● **Exercise brief**
Reproduce the listing that follows character for character, excluding its pictures.

● **Raw data**

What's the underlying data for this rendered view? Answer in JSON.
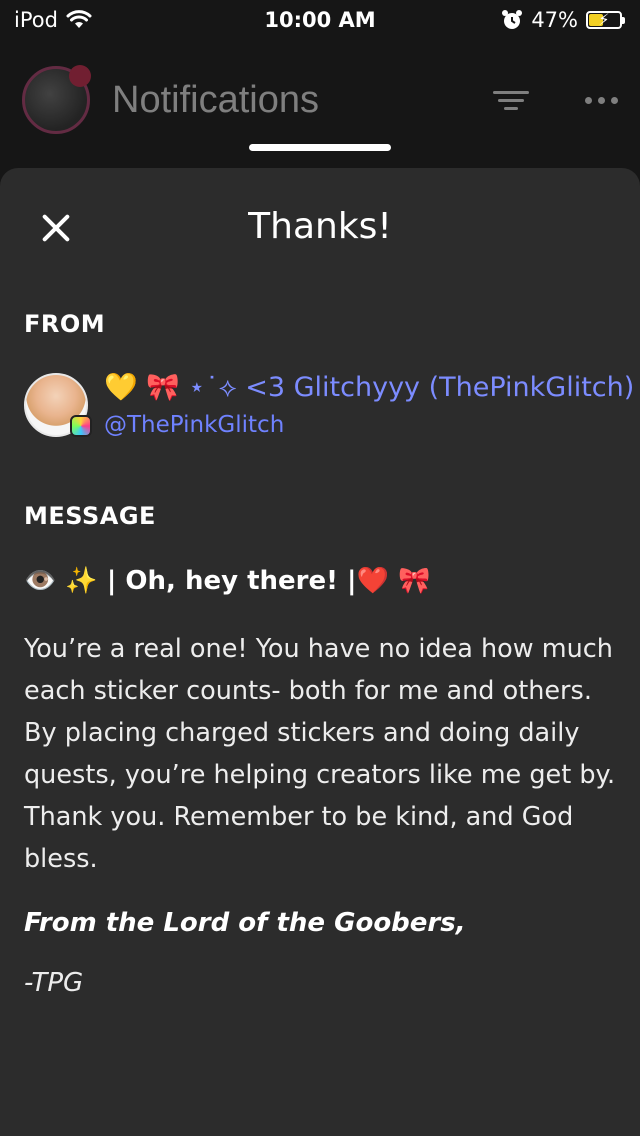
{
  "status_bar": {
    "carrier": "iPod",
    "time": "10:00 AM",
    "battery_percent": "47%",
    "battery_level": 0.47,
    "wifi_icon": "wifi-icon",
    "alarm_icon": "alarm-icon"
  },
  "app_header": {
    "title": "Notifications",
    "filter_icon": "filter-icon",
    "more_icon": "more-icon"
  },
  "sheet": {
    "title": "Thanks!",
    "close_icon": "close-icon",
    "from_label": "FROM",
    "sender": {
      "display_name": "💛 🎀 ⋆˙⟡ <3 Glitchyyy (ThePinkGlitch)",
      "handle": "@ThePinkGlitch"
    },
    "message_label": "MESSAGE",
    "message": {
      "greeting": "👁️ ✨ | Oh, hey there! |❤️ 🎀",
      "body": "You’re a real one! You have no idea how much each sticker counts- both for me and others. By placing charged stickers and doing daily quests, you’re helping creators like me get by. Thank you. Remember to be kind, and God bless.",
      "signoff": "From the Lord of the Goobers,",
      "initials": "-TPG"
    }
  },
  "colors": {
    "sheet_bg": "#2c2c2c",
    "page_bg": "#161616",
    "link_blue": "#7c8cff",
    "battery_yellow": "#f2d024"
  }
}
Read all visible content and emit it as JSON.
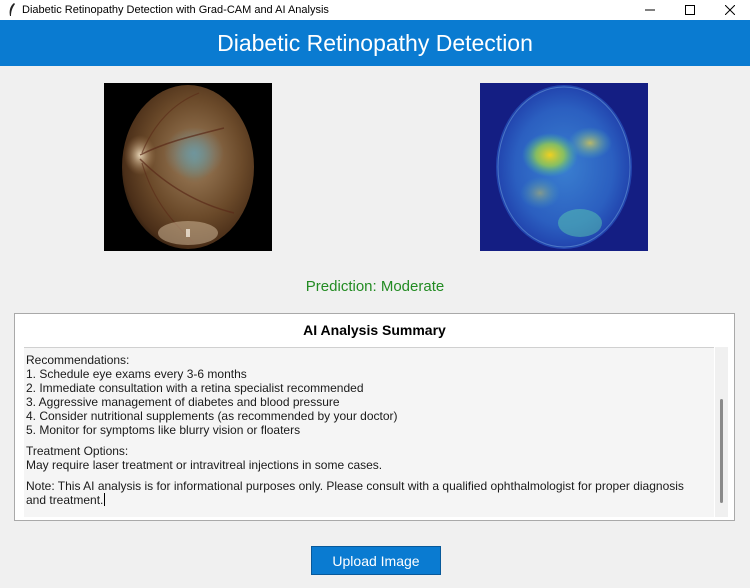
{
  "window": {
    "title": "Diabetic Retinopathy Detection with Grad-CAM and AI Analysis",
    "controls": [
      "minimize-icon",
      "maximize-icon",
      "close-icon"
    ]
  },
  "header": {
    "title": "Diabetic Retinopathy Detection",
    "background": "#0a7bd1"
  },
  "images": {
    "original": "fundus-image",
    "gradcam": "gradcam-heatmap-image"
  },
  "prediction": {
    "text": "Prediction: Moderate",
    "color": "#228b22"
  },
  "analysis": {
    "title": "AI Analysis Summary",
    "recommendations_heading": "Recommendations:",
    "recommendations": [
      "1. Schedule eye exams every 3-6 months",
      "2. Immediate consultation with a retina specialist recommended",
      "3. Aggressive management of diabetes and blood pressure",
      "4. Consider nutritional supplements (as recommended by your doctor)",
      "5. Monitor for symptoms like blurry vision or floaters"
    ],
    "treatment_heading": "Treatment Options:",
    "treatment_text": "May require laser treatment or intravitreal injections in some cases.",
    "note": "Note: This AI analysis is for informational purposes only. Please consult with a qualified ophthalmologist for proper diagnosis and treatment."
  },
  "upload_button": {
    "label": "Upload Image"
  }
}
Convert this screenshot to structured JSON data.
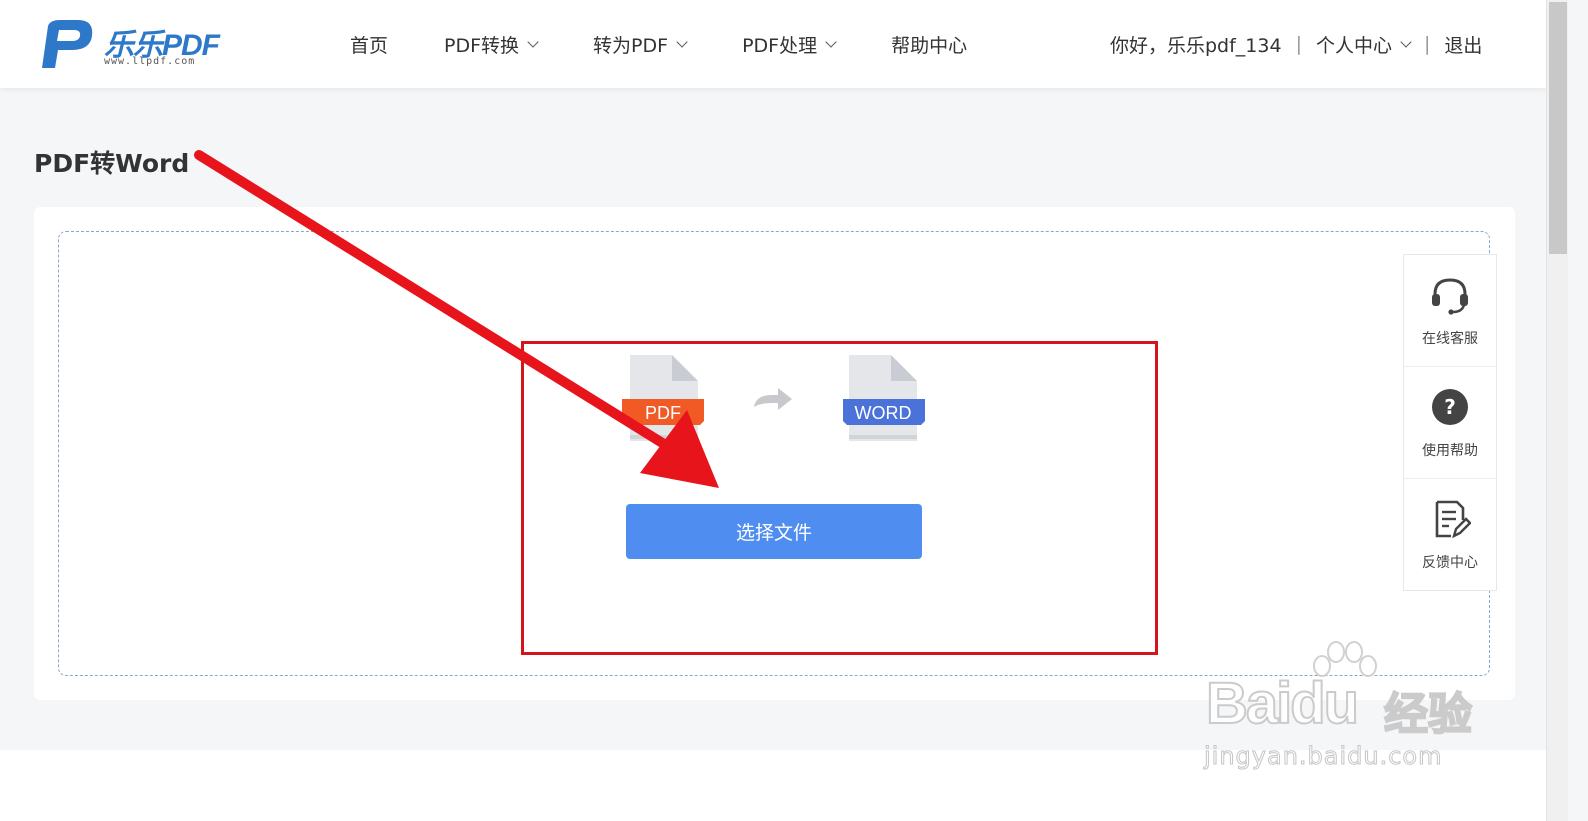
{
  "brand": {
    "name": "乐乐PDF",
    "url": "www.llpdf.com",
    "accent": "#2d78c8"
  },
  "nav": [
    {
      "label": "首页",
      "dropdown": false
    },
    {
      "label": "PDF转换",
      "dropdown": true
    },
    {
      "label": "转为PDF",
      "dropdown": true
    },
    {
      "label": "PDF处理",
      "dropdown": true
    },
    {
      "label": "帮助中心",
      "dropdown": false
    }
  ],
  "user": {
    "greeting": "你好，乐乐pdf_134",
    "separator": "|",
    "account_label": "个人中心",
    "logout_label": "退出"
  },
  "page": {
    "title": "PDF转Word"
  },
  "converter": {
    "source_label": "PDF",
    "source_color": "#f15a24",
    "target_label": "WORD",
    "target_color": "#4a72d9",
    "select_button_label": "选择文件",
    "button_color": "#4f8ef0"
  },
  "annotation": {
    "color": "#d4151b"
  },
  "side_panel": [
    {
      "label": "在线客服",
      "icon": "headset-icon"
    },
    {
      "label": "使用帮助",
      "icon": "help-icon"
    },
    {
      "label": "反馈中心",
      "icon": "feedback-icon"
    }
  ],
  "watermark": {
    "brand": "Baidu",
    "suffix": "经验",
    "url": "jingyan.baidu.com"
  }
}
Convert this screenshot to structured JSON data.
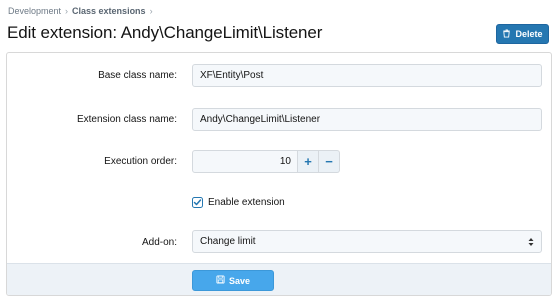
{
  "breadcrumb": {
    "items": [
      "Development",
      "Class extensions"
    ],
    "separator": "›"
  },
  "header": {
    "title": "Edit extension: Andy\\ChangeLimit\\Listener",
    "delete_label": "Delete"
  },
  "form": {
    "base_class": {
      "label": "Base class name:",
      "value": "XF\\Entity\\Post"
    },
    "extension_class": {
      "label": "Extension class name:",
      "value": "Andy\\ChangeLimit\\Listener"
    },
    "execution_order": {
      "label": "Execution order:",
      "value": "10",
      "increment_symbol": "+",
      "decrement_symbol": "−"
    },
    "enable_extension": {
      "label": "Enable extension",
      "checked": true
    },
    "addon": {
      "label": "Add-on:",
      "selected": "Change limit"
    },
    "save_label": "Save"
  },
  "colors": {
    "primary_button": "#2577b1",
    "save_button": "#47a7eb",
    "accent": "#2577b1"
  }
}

● **Answer to this task**
What's the underlying data for this rendered view? Answer in JSON.
{
  "status_bar": {
    "carrier": "iPod",
    "time": "10:00 AM",
    "battery_percent": "47%",
    "battery_level": 0.47,
    "wifi_icon": "wifi-icon",
    "alarm_icon": "alarm-icon"
  },
  "app_header": {
    "title": "Notifications",
    "filter_icon": "filter-icon",
    "more_icon": "more-icon"
  },
  "sheet": {
    "title": "Thanks!",
    "close_icon": "close-icon",
    "from_label": "FROM",
    "sender": {
      "display_name": "💛 🎀 ⋆˙⟡ <3 Glitchyyy (ThePinkGlitch)",
      "handle": "@ThePinkGlitch"
    },
    "message_label": "MESSAGE",
    "message": {
      "greeting": "👁️ ✨ | Oh, hey there! |❤️ 🎀",
      "body": "You’re a real one! You have no idea how much each sticker counts- both for me and others. By placing charged stickers and doing daily quests, you’re helping creators like me get by. Thank you. Remember to be kind, and God bless.",
      "signoff": "From the Lord of the Goobers,",
      "initials": "-TPG"
    }
  },
  "colors": {
    "sheet_bg": "#2c2c2c",
    "page_bg": "#161616",
    "link_blue": "#7c8cff",
    "battery_yellow": "#f2d024"
  }
}
Read all visible content and emit it as JSON.
{
  "window": {
    "title": "Diabetic Retinopathy Detection with Grad-CAM and AI Analysis",
    "controls": [
      "minimize-icon",
      "maximize-icon",
      "close-icon"
    ]
  },
  "header": {
    "title": "Diabetic Retinopathy Detection",
    "background": "#0a7bd1"
  },
  "images": {
    "original": "fundus-image",
    "gradcam": "gradcam-heatmap-image"
  },
  "prediction": {
    "text": "Prediction: Moderate",
    "color": "#228b22"
  },
  "analysis": {
    "title": "AI Analysis Summary",
    "recommendations_heading": "Recommendations:",
    "recommendations": [
      "1. Schedule eye exams every 3-6 months",
      "2. Immediate consultation with a retina specialist recommended",
      "3. Aggressive management of diabetes and blood pressure",
      "4. Consider nutritional supplements (as recommended by your doctor)",
      "5. Monitor for symptoms like blurry vision or floaters"
    ],
    "treatment_heading": "Treatment Options:",
    "treatment_text": "May require laser treatment or intravitreal injections in some cases.",
    "note": "Note: This AI analysis is for informational purposes only. Please consult with a qualified ophthalmologist for proper diagnosis and treatment."
  },
  "upload_button": {
    "label": "Upload Image"
  }
}
Convert this screenshot to structured JSON data.
{
  "brand": {
    "name": "乐乐PDF",
    "url": "www.llpdf.com",
    "accent": "#2d78c8"
  },
  "nav": [
    {
      "label": "首页",
      "dropdown": false
    },
    {
      "label": "PDF转换",
      "dropdown": true
    },
    {
      "label": "转为PDF",
      "dropdown": true
    },
    {
      "label": "PDF处理",
      "dropdown": true
    },
    {
      "label": "帮助中心",
      "dropdown": false
    }
  ],
  "user": {
    "greeting": "你好，乐乐pdf_134",
    "separator": "|",
    "account_label": "个人中心",
    "logout_label": "退出"
  },
  "page": {
    "title": "PDF转Word"
  },
  "converter": {
    "source_label": "PDF",
    "source_color": "#f15a24",
    "target_label": "WORD",
    "target_color": "#4a72d9",
    "select_button_label": "选择文件",
    "button_color": "#4f8ef0"
  },
  "annotation": {
    "color": "#d4151b"
  },
  "side_panel": [
    {
      "label": "在线客服",
      "icon": "headset-icon"
    },
    {
      "label": "使用帮助",
      "icon": "help-icon"
    },
    {
      "label": "反馈中心",
      "icon": "feedback-icon"
    }
  ],
  "watermark": {
    "brand": "Baidu",
    "suffix": "经验",
    "url": "jingyan.baidu.com"
  }
}
Convert this screenshot to structured JSON data.
{
  "breadcrumb": {
    "items": [
      "Development",
      "Class extensions"
    ],
    "separator": "›"
  },
  "header": {
    "title": "Edit extension: Andy\\ChangeLimit\\Listener",
    "delete_label": "Delete"
  },
  "form": {
    "base_class": {
      "label": "Base class name:",
      "value": "XF\\Entity\\Post"
    },
    "extension_class": {
      "label": "Extension class name:",
      "value": "Andy\\ChangeLimit\\Listener"
    },
    "execution_order": {
      "label": "Execution order:",
      "value": "10",
      "increment_symbol": "+",
      "decrement_symbol": "−"
    },
    "enable_extension": {
      "label": "Enable extension",
      "checked": true
    },
    "addon": {
      "label": "Add-on:",
      "selected": "Change limit"
    },
    "save_label": "Save"
  },
  "colors": {
    "primary_button": "#2577b1",
    "save_button": "#47a7eb",
    "accent": "#2577b1"
  }
}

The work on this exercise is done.